Jump to content

How common is chemo through peripheral IV?

Oncology   (4,866 Views | 5 Replies)

4,619 Profile Views; 156 Posts

Just a quick question. I'm a floor RN.do most patients have some sort of central line access (picc, medport) when giving chemo medications in a mixed medsurg/oncology floor? I'm not an oncology nurse, but I just want to know. My IV skills aren't that great, I'm just average. I would be pretty nervous giving chemo drugs to a regular IV line considering the IV may go bad and cause damage to the skin. what is the protocol usually?

Share this post


Link to post
Share on other sites

Double-Helix has 9 years experience as a BSN, RN and specializes in PICU, Sedation/Radiology, PACU.

1 Article; 3,377 Posts; 41,903 Profile Views

What is your facility's policy regarding administration of chemotherapy? Many hospitals only allow nurses who have received special education/training in chemotherapy to administer those drugs. That education may help you feel more comfortable.

Typically, chemotherapy is given through a central line, because all chemo meds are either irritants or vesicants, and safety of delivery is increased through a central line. However, it can be given through a PIV in some circumstances, such as early in diagnosis when central line access hasn't been established, or when long term infusions aren't needed. The IV should either be newly placed, or you should be certain of placement within the vessel evidenced by rapid blood return before, during, and after administration. In my experience (which I'll admit is limited), the only chemo agents I've given through a PIV are those given IV push, when blood return can be checked throughout administration. I haven't given infusions through a peripheral line.

Share this post


Link to post
Share on other sites

436 Posts; 8,057 Profile Views

Still fairly common if the chemotx has a finite # of cycles or is every 3 wks or longer.

If the patient has good peripheral veins or the patient declines to have a port or a PICC

Share this post


Link to post
Share on other sites

KelRN215 has 10 years experience as a BSN, RN and specializes in Pedi.

1 Article; 7,344 Posts; 68,411 Profile Views

In pediatrics, I've never seen chemo given via peripheral IV. I have had parents of pediatric oncology patients who were cancer survivors themselves and told me that they never had any sort of central access during their treatment.

Share this post


Link to post
Share on other sites

la_chica_suerte85 is a BSN, RN and specializes in Pediatric Hematology/Oncology.

1,260 Posts; 10,948 Profile Views

It depends. I'm work in pediatric hemonc and we do sometimes do chemo through PIV (it's done much more frequently in the infusion center than on the floor). It is almost exclusively done on the big kids (with big, wonderful veins) who are in for some kind of germ cell tumor or osteosarcoma (so, they get cisplatin, etoposide, bleomycin, etc.) and, for whatever reason (i.e. body image, being squicked out about CVCs, not reliable to care for a CVC properly, etc.) prefer to have a new PIV placed every time they're inpatient.
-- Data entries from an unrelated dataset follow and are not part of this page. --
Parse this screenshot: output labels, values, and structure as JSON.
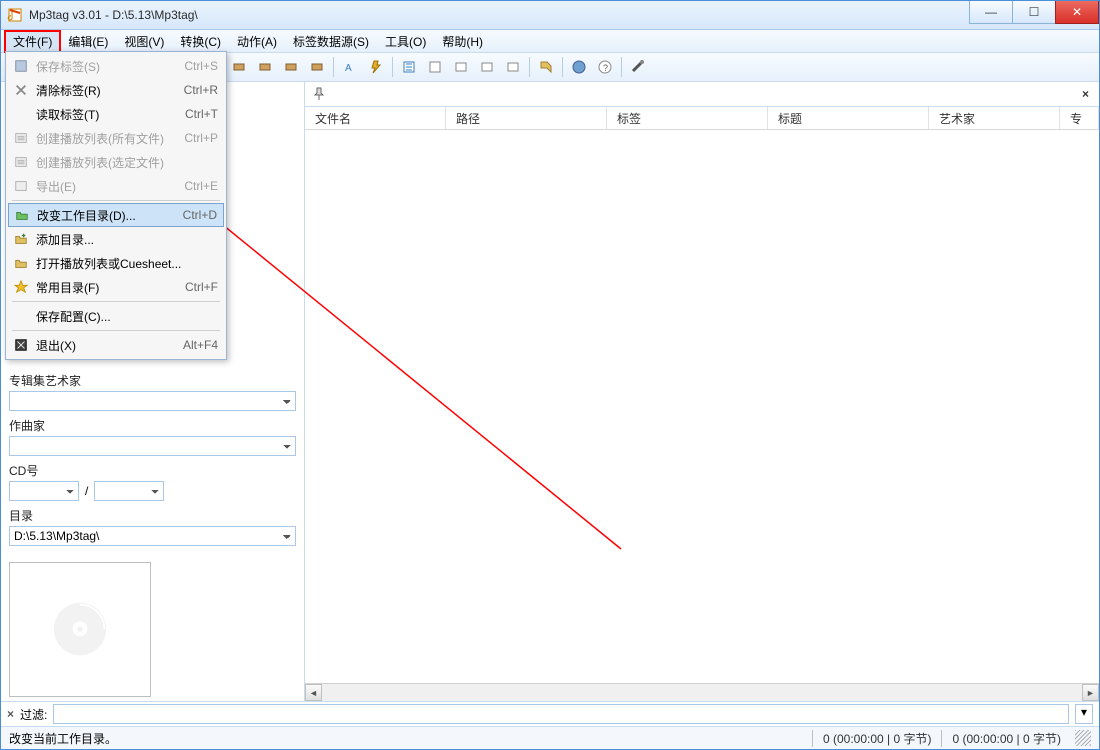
{
  "window": {
    "title": "Mp3tag v3.01  -  D:\\5.13\\Mp3tag\\"
  },
  "menubar": [
    "文件(F)",
    "编辑(E)",
    "视图(V)",
    "转换(C)",
    "动作(A)",
    "标签数据源(S)",
    "工具(O)",
    "帮助(H)"
  ],
  "file_menu": [
    {
      "icon": "save",
      "label": "保存标签(S)",
      "accel": "Ctrl+S",
      "disabled": true
    },
    {
      "icon": "x",
      "label": "清除标签(R)",
      "accel": "Ctrl+R"
    },
    {
      "icon": "",
      "label": "读取标签(T)",
      "accel": "Ctrl+T"
    },
    {
      "icon": "list",
      "label": "创建播放列表(所有文件)",
      "accel": "Ctrl+P",
      "disabled": true
    },
    {
      "icon": "list",
      "label": "创建播放列表(选定文件)",
      "accel": "",
      "disabled": true
    },
    {
      "icon": "export",
      "label": "导出(E)",
      "accel": "Ctrl+E",
      "disabled": true
    },
    {
      "sep": true
    },
    {
      "icon": "folder-green",
      "label": "改变工作目录(D)...",
      "accel": "Ctrl+D",
      "highlight": true
    },
    {
      "icon": "folder-add",
      "label": "添加目录...",
      "accel": ""
    },
    {
      "icon": "folder-open",
      "label": "打开播放列表或Cuesheet...",
      "accel": ""
    },
    {
      "icon": "star",
      "label": "常用目录(F)",
      "accel": "Ctrl+F"
    },
    {
      "sep": true
    },
    {
      "icon": "",
      "label": "保存配置(C)...",
      "accel": ""
    },
    {
      "sep": true
    },
    {
      "icon": "exit",
      "label": "退出(X)",
      "accel": "Alt+F4"
    }
  ],
  "sidebar": {
    "album_artist_label": "专辑集艺术家",
    "composer_label": "作曲家",
    "cd_label": "CD号",
    "cd_slash": "/",
    "dir_label": "目录",
    "dir_value": "D:\\5.13\\Mp3tag\\"
  },
  "list_headers": [
    "文件名",
    "路径",
    "标签",
    "标题",
    "艺术家",
    "专"
  ],
  "filter": {
    "label": "过滤:",
    "value": ""
  },
  "status": {
    "left": "改变当前工作目录。",
    "seg1": "0 (00:00:00 | 0 字节)",
    "seg2": "0 (00:00:00 | 0 字节)"
  }
}
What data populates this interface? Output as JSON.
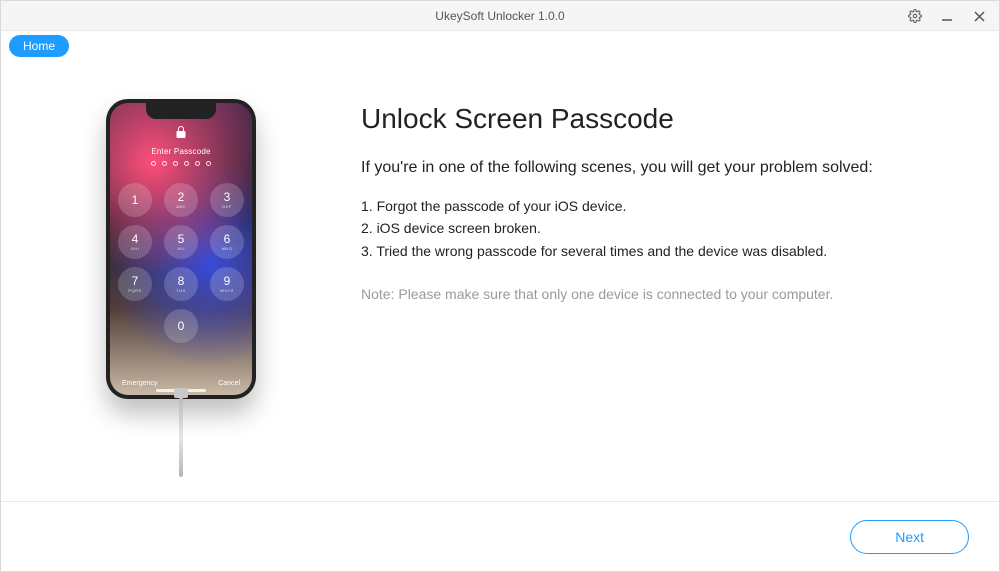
{
  "titlebar": {
    "title": "UkeySoft Unlocker 1.0.0"
  },
  "breadcrumb": {
    "home": "Home"
  },
  "main": {
    "heading": "Unlock Screen Passcode",
    "subtitle": "If you're in one of the following scenes, you will get your problem solved:",
    "items": [
      "1. Forgot the passcode of your iOS device.",
      "2. iOS device screen broken.",
      "3. Tried the wrong passcode for several times and the device was disabled."
    ],
    "note": "Note: Please make sure that only one device is connected to your computer."
  },
  "phone": {
    "enter_passcode": "Enter Passcode",
    "emergency": "Emergency",
    "cancel": "Cancel",
    "keys": [
      {
        "num": "1",
        "let": ""
      },
      {
        "num": "2",
        "let": "ABC"
      },
      {
        "num": "3",
        "let": "DEF"
      },
      {
        "num": "4",
        "let": "GHI"
      },
      {
        "num": "5",
        "let": "JKL"
      },
      {
        "num": "6",
        "let": "MNO"
      },
      {
        "num": "7",
        "let": "PQRS"
      },
      {
        "num": "8",
        "let": "TUV"
      },
      {
        "num": "9",
        "let": "WXYZ"
      },
      {
        "num": "",
        "let": ""
      },
      {
        "num": "0",
        "let": ""
      },
      {
        "num": "",
        "let": ""
      }
    ]
  },
  "footer": {
    "next": "Next"
  }
}
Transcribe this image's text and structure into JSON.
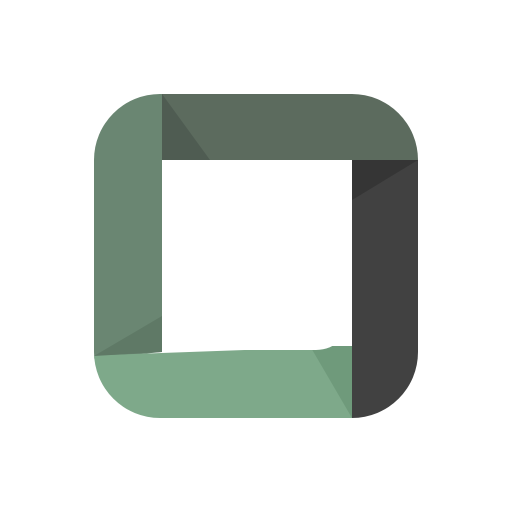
{
  "logo": {
    "icon": "rounded-square-frame-icon",
    "colors": {
      "background": "#ffffff",
      "left": "#6a8672",
      "top": "#5c6b5e",
      "right": "#414141",
      "bottom": "#7ea98a",
      "top_shadow": "#4f5c52",
      "right_shadow": "#353535",
      "bottom_shadow": "#6f9a7b",
      "left_shadow": "#5f7966"
    }
  }
}
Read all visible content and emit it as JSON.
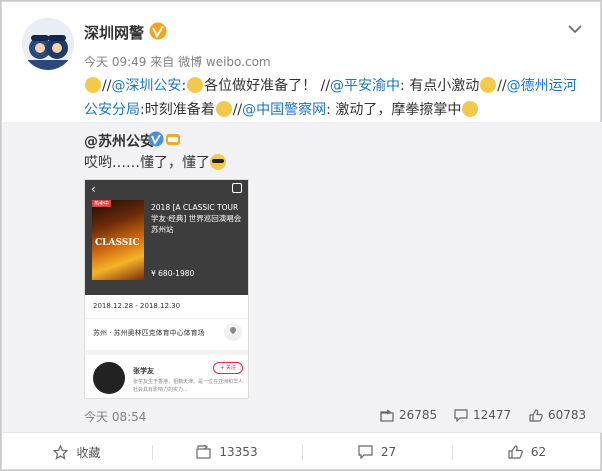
{
  "post": {
    "username": "深圳网警",
    "time": "今天 09:49",
    "source_prefix": "来自",
    "source": "微博 weibo.com",
    "body": {
      "seg1": "//",
      "mention1": "@深圳公安",
      "seg2": ":",
      "seg3": "各位做好准备了！ //",
      "mention2": "@平安渝中",
      "seg4": ": 有点小激动",
      "seg5": "//",
      "mention3": "@德州运河公安分局",
      "seg6": ":时刻准备着",
      "seg7": "//",
      "mention4": "@中国警察网",
      "seg8": ": 激动了，摩拳擦掌中"
    }
  },
  "retweet": {
    "username": "@苏州公安",
    "text": "哎哟……懂了，懂了",
    "card": {
      "back": "‹",
      "tag": "热卖中",
      "poster_text": "CLASSIC",
      "title": "2018 [A CLASSIC TOUR 学友·经典] 世界巡回演唱会 苏州站",
      "price": "¥ 680-1980",
      "date": "2018.12.28 - 2018.12.30",
      "venue": "苏州 · 苏州奥林匹克体育中心体育场",
      "artist": "张学友",
      "follow": "+ 关注",
      "bio": "张学友生于香港，祖籍天津。是一位在亚洲和华人社会具有影响力的实力..."
    },
    "time": "今天 08:54",
    "reposts": "26785",
    "comments": "12477",
    "likes": "60783"
  },
  "actions": {
    "favorite": "收藏",
    "repost": "13353",
    "comment": "27",
    "like": "62"
  },
  "colors": {
    "link": "#eb7350",
    "verified": "#f7a21c",
    "retweet_bg": "#f2f2f5"
  }
}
Of course, just like with a CVC, blood return must be verified before administration. If extravasation occurs, the intervention depends on the type of chemo - some you don't want spreading, so you must apply cold packs. Some carry a risk of permanent damage so a central line is mandatory. At any given time, we have probably 3 or 4 patients who are getting peripheral IV chemo. Very infrequently will there be an issue with infiltration and it usually happens with the hydration fluids being run during the day.

At the end of the day, it would be nice if everyone had a nice and easy CVC to deal with but, I guess if I was a teenage boy with testicular cancer, I would take the PIV over a CVC. The whole thing is a lot to take in and I think I would rather leave inpatient treatment without any vestige of treatment (and another responsibility and restriction on things I can do in my life) in between cycles, if that makes sense. The only time it kind of freaks me out if I struggle to get blood return out of a PIV that has been in for a little while but that doesn't happen too often.

Edited by la_chica_suerte85

Share this post


Link to post
Share on other sites

Certifiable has 5 years experience as a BSN, RN and specializes in Oncology/hematology.

183 Posts; 5,140 Profile Views

Very common.

Share this post


Link to post
Share on other sites
×

This site uses cookies. By using this site, you consent to the placement of these cookies. Read our Privacy, Cookies, and Terms of Service Policies to learn more.